Then the LORD sent Nathan to David. And he came to him and said, ‘There were two men in one city, the one rich and the other poor. The rich man had a great many flocks and herds. But the poor man had nothing except one little ewe lamb which he bought and nourished; and it grew up together with him and his children. It would eat of his bread and drink of his cup and lie in his bosom, and was like a daughter to him. Now a traveler came to the rich man, and he was unwilling to take from his own flock or his own herd, to prepare for the wayfarer who had come to him; Rather he took the poor man’s ewe lamb and prepared it for the man who had come to him.’ Then David’s anger burned greatly against the man, and he said to Nathan, ‘As the LORD lives, surely the man who has done this deserves to die. He must make restitution for the lamb fourfold, because he did this thing and had no compassion.’ Nathan then said to David, ‘You are the man!’ 2 Samuel 12:1-7

This is the parable Nathan gave to King David to help him to see his sin concerning Bathsheba. There are a few thoughts that stand out in this story.

  • It was a great approach to get King David’s attention. Jesus often taught in parables. It’s good for us to do the same.
  • David could clearly see the problem of the rich man in the story yet couldn’t see his own. Why is it easier to see the problems of others, but not our own? Pride? Denial? Lying to ourselves?
  • David knew exactly what the rich man in the story was to do. Yet David failed to do what was right.
  • Because of David and his sinful choices, Bathsheba was taken, her husband Uriah was killed, David and Bathsheba would lose a child, and the sword would never depart from King David’s house. David was the problem.

Sometimes we may find that in relationships we are the problem. That can be hard to admit. In fact, many have denied that they are the problem. Consider some examples:

  • 1 Kings 18:17: “When Ahab saw Elijah, Ahab said to him, ‘Is this you, you troubler of Israel?’” Elijah was innocent.
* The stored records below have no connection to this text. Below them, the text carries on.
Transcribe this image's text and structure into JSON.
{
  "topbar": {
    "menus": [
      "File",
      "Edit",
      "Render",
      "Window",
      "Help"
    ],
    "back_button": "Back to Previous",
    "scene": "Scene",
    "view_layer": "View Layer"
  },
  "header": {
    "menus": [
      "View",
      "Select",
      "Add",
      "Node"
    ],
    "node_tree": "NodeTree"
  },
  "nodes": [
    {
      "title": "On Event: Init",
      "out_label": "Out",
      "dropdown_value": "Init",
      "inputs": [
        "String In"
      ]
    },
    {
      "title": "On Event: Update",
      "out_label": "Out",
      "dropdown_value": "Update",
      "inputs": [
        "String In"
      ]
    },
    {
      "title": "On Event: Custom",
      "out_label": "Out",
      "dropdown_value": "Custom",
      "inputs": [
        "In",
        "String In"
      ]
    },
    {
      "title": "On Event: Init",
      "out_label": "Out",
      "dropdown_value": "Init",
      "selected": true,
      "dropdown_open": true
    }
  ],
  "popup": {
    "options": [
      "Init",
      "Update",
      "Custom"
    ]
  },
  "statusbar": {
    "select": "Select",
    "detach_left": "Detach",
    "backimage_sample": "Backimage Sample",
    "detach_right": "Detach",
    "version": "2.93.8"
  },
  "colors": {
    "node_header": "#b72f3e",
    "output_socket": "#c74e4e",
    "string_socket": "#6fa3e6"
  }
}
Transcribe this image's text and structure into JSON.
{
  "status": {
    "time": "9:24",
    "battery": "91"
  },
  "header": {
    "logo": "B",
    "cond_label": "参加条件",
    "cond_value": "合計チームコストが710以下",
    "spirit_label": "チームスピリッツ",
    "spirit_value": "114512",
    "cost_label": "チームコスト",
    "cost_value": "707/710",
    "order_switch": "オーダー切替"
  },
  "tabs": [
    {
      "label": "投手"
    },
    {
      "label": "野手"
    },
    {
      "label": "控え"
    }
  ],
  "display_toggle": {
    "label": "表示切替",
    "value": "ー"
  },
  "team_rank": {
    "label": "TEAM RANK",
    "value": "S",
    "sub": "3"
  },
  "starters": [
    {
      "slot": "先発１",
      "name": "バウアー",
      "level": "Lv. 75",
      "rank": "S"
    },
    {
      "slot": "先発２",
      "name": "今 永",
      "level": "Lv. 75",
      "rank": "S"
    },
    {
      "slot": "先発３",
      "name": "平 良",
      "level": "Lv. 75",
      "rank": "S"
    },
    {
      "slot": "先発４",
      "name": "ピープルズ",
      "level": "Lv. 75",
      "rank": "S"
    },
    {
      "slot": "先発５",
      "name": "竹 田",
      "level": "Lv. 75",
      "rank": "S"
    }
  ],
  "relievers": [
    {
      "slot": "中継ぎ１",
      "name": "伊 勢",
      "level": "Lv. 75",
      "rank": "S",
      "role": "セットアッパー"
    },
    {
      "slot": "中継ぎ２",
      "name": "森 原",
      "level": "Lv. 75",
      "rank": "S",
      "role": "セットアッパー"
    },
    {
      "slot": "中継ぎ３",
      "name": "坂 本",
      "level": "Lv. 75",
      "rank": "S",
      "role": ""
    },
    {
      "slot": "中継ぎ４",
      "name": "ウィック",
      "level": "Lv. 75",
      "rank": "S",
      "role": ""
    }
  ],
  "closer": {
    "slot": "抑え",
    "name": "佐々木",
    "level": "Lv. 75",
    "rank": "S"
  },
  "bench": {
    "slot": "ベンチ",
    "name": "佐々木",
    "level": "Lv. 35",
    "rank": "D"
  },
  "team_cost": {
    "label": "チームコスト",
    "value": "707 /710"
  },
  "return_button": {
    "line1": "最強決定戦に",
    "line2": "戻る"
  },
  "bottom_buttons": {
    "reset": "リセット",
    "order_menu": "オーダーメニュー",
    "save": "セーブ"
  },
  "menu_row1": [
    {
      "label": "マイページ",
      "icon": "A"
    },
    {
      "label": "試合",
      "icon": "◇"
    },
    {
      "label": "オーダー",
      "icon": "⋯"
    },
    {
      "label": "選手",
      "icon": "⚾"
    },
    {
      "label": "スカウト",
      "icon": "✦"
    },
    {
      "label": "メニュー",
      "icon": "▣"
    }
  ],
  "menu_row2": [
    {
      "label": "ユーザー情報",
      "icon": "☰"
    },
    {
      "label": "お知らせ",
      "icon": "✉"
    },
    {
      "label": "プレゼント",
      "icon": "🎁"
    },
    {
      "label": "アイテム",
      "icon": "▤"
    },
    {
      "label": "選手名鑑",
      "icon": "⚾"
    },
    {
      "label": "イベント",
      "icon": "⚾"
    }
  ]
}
He was doing God’s will. It was easier for Ahab to say the prophet was the problem instead of himself.
  • 2 Chronicles 18:6-7: “But Jehoshaphat said, ‘Is there not yet a prophet of the LORD here that we may inquire of him? The king of Israel said to Jehoshaphat, ‘There is yet one man by whom we may inquire of the LORD, but I hate him, for he never prophecies good concerning me but always evil. He is Micaiah, son of Imla. But Jehoshaphat said, Let not the king say so.” The prophet wasn’t the problem: the King was! Yet he failed to see or acknowledge his wicked ways!
  • Genesis 4:4-7: “Abel, on his part also brought of the firstlings of his flock and of their fat portions. And the LORD had regard for Abel and for his offering; but for Cain and for his offering He had no regard. So Cain became very angry and his countenance fell. Then the LORD said to Cain, ‘Why are you angry? And why has your countenance fallen? If you do well, will not your countenance be lifted up? And if you do not do well, sin is crouching at the door; and its desire is for you, but you must master it.” Was Abel the problem? No! Yet Cain took out his angry (not justified) out on his brother. Cain was the problem but failed to heed God’s warning.

When challenges and difficulties arise, we may find that we are the problem. How are we to respond? Not like Cain or Ahab. But rather like David.
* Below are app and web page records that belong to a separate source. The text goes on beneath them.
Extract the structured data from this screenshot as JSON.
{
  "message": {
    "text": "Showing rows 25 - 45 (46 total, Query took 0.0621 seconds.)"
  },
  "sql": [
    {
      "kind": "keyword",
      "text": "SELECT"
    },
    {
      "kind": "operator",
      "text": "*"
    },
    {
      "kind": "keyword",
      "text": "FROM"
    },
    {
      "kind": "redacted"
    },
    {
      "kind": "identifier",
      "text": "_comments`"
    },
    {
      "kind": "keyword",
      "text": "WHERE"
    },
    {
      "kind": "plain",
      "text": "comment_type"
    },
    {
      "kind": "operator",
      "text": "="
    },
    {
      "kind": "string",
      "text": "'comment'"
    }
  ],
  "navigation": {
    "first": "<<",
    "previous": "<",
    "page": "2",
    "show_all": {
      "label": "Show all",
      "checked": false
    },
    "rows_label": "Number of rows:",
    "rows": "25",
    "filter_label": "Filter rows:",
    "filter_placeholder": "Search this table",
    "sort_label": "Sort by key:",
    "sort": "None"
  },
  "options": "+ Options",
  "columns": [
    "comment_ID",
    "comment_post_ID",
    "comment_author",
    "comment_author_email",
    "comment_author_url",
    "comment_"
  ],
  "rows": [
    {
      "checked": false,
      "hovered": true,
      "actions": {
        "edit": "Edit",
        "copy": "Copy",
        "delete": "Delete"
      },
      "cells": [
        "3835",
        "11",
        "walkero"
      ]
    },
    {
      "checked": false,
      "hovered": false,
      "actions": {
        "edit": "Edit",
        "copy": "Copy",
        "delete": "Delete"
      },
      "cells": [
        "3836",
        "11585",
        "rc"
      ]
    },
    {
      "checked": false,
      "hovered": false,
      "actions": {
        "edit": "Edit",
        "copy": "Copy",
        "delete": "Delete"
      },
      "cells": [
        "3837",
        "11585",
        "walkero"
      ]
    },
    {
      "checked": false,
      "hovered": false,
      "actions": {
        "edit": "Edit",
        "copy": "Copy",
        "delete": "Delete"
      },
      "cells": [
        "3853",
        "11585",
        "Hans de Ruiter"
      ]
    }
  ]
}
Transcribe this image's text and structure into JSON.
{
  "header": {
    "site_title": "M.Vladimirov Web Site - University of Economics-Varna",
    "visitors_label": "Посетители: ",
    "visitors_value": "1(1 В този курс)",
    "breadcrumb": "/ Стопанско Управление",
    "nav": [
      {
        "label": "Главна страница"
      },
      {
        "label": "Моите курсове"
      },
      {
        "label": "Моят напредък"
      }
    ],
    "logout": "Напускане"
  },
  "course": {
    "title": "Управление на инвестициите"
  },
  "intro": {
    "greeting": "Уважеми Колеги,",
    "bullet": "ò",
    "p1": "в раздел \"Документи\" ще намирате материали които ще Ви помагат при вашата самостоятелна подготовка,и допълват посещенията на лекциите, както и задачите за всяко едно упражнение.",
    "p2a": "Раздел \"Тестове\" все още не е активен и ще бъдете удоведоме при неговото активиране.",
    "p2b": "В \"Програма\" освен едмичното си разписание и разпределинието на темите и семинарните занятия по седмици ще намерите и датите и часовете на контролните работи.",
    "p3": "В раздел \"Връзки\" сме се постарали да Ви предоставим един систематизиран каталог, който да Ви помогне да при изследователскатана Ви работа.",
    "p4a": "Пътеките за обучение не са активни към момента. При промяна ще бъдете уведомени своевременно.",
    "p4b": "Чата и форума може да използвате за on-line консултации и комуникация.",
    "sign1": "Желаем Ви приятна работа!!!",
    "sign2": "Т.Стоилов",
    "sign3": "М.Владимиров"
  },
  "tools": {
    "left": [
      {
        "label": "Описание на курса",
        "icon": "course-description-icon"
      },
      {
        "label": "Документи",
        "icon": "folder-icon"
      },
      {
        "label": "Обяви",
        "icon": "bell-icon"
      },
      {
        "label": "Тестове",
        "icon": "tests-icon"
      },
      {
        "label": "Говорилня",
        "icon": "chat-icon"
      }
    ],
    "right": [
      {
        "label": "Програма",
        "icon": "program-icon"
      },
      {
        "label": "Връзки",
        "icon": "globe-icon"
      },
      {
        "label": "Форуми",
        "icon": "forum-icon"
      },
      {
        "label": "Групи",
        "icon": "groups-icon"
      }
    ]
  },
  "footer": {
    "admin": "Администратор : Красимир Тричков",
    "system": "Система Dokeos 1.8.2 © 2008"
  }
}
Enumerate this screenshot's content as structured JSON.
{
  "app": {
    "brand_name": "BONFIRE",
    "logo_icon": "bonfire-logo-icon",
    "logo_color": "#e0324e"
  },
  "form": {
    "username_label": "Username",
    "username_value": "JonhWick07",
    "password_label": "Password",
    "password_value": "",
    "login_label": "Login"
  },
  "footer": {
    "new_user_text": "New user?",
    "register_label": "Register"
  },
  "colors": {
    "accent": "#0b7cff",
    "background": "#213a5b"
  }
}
  • David heeded the words of Nathan who helped him to see his sin, 2 Samuel 12:13. David could have ignored the words of Nathan. Many kings ignored and rejected the words of prophets. We too, if not careful can ignore wise counsel from God’s word and godly people. We will all need a Nathan in our lives at some point. Let us be wise and listen when what is shared is valid.
  • David acknowledged his sinful behavior, 2 Samuel 12: 13. There was no one for David to blame. He took ownership of his sin. We must do the same.
  • David remained with the LORD even through the difficult consequences, 2 Samuel 12:16-24. David didn’t get angry at the LORD. Rather, he turned to the LORD. When we are the problem, we can still turn to the LORD for forgiveness. We can run back to HIM!

When we find that we may the source of problems, there’s a right way and a wrong way to respond.

Benjamin Lee